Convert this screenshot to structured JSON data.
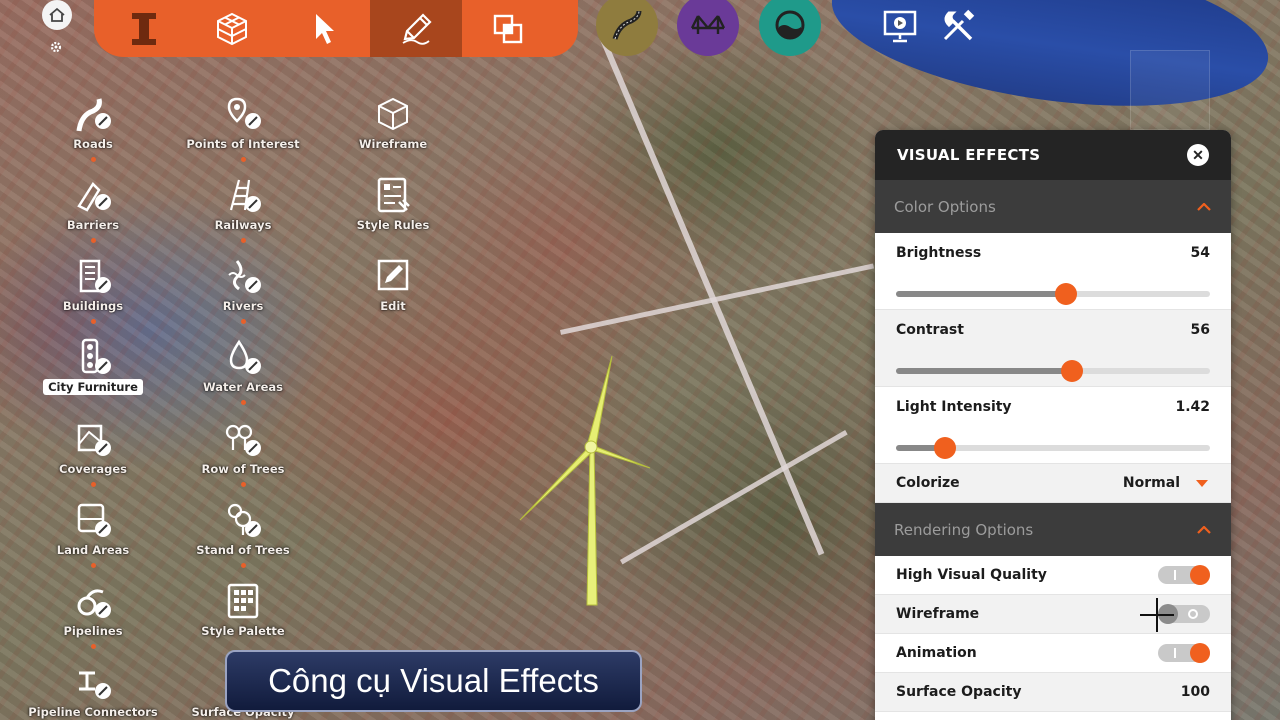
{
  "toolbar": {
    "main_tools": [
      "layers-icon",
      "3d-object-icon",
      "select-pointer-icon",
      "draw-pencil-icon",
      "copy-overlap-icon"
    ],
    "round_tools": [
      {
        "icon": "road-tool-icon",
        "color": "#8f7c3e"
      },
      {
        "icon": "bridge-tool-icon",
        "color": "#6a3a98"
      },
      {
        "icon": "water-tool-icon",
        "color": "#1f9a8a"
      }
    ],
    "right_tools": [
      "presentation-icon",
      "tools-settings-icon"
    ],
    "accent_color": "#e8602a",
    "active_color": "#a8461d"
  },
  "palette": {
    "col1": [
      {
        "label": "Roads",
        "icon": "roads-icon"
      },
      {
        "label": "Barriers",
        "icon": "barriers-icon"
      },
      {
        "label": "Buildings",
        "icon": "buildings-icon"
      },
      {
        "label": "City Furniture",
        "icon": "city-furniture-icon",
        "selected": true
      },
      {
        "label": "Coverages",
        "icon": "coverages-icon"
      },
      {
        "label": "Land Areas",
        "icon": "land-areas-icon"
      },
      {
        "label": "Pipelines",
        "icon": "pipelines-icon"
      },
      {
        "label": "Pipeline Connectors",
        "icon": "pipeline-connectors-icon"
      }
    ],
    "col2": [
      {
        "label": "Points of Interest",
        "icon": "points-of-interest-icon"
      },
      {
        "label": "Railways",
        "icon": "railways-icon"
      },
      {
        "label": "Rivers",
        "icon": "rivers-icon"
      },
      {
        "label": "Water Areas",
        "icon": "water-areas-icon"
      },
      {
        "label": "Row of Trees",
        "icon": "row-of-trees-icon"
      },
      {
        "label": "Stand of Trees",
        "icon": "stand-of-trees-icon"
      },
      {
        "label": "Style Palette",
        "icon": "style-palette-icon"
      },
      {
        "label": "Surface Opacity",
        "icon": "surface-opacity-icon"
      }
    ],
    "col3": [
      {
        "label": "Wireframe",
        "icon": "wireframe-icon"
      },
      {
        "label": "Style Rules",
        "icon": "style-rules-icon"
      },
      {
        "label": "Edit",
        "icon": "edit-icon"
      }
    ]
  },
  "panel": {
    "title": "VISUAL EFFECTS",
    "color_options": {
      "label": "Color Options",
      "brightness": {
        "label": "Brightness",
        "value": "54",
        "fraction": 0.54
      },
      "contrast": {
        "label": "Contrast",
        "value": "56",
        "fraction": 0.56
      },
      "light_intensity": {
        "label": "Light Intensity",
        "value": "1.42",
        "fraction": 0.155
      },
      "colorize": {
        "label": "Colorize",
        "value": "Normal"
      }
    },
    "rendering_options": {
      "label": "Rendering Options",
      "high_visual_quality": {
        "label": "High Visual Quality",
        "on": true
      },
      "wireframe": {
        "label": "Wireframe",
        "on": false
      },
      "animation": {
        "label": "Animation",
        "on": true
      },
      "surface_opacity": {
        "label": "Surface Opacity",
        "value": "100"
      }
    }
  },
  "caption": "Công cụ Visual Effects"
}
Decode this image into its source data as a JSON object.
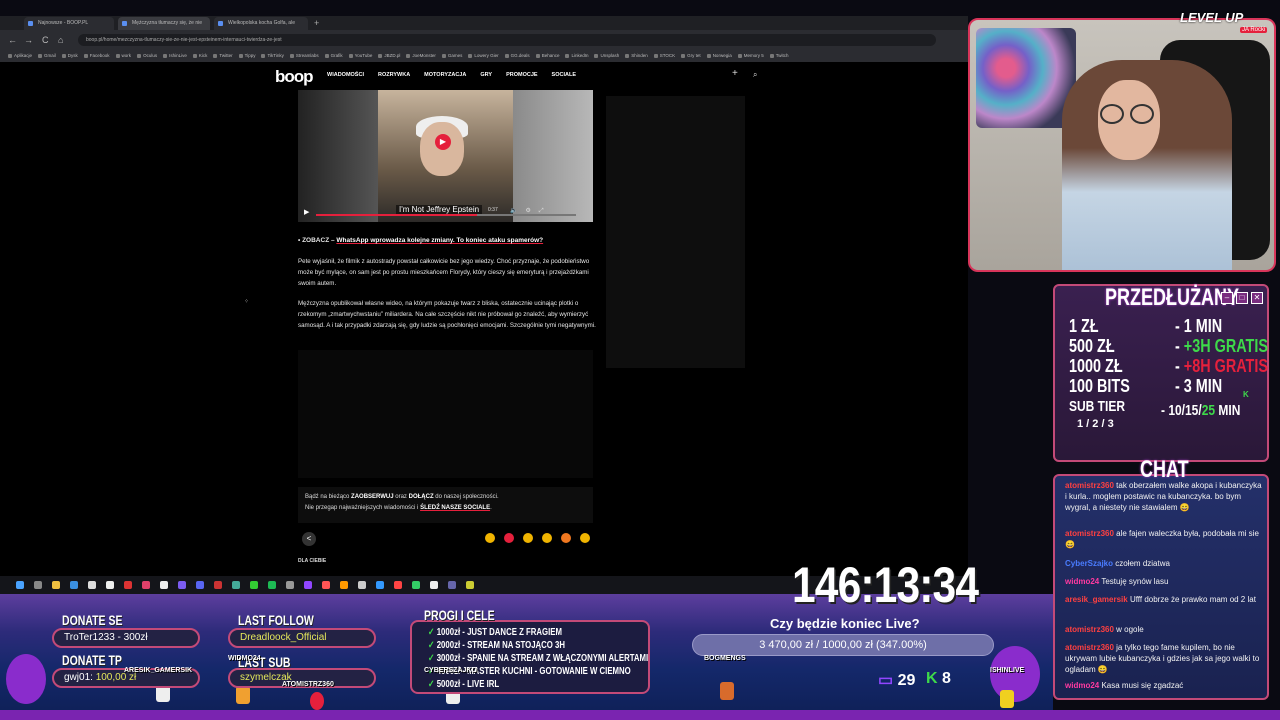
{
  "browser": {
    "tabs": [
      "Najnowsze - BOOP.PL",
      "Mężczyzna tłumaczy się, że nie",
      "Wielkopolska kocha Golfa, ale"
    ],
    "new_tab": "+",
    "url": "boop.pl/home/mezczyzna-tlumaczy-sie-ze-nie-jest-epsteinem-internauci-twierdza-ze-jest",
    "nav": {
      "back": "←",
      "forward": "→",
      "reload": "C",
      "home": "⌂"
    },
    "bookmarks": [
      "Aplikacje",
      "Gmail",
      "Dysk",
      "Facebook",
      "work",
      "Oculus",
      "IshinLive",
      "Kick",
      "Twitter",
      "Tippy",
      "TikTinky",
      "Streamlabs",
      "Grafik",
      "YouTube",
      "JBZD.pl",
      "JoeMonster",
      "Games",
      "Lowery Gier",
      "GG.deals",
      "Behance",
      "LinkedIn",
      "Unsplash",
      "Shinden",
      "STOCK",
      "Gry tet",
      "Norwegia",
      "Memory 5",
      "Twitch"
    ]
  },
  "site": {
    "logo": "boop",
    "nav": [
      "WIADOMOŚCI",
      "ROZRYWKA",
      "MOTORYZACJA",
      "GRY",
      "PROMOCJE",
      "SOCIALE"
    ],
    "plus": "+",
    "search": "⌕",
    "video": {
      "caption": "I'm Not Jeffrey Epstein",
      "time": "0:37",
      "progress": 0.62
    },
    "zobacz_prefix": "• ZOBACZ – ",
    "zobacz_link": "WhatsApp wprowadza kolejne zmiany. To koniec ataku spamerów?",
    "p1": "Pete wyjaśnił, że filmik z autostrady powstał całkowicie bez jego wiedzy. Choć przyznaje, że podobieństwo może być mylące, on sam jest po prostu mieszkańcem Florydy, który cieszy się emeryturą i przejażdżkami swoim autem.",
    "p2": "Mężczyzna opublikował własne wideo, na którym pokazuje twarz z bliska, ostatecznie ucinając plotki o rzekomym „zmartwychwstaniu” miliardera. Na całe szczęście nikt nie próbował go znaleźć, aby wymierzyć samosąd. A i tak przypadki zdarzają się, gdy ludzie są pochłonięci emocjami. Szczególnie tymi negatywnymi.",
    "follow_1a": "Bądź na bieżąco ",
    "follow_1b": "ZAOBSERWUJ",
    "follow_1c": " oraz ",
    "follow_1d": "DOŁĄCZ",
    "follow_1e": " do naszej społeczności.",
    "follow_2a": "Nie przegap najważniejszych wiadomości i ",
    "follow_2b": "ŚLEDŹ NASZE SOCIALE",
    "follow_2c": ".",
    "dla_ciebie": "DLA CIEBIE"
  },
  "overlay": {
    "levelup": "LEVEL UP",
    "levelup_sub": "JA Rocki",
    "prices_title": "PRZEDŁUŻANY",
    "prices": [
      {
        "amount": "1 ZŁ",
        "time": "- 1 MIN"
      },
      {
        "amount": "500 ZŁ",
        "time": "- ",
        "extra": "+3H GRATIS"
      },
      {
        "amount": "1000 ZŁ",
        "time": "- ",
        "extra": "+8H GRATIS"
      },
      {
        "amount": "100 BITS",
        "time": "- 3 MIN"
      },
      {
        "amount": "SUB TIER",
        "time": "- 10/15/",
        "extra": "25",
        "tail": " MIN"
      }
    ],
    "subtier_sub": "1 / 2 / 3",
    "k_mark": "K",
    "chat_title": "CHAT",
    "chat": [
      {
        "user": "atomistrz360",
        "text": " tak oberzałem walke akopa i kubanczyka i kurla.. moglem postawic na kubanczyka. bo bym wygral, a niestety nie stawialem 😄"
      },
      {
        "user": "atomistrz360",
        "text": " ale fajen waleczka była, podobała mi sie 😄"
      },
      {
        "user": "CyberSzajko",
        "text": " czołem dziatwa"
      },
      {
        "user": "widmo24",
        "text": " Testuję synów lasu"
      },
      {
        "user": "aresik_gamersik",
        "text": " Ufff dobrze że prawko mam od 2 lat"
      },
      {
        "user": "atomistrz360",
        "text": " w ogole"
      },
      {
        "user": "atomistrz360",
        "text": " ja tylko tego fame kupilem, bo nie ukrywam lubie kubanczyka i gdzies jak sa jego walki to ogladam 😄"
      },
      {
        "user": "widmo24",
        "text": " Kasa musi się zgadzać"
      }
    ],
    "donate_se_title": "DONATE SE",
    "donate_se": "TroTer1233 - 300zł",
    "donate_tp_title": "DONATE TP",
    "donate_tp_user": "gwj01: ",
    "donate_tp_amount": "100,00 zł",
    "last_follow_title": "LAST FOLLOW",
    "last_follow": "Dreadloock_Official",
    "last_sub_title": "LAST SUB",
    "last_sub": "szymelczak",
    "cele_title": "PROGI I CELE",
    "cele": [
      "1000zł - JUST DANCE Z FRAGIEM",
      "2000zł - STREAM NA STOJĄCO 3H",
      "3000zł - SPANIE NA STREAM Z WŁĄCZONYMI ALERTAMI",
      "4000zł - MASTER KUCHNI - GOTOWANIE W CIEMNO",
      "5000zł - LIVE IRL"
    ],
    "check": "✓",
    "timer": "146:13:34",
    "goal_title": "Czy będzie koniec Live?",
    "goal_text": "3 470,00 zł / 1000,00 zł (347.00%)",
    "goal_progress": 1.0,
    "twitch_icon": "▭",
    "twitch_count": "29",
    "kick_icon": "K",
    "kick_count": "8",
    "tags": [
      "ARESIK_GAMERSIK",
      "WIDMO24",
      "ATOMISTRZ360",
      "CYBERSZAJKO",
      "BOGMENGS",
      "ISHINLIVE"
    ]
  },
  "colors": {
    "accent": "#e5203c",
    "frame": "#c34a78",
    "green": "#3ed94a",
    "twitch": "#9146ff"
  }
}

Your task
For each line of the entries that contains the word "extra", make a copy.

Task result
        "extra": "+3H GRATIS"
        "extra": "+8H GRATIS"
        "extra": "25",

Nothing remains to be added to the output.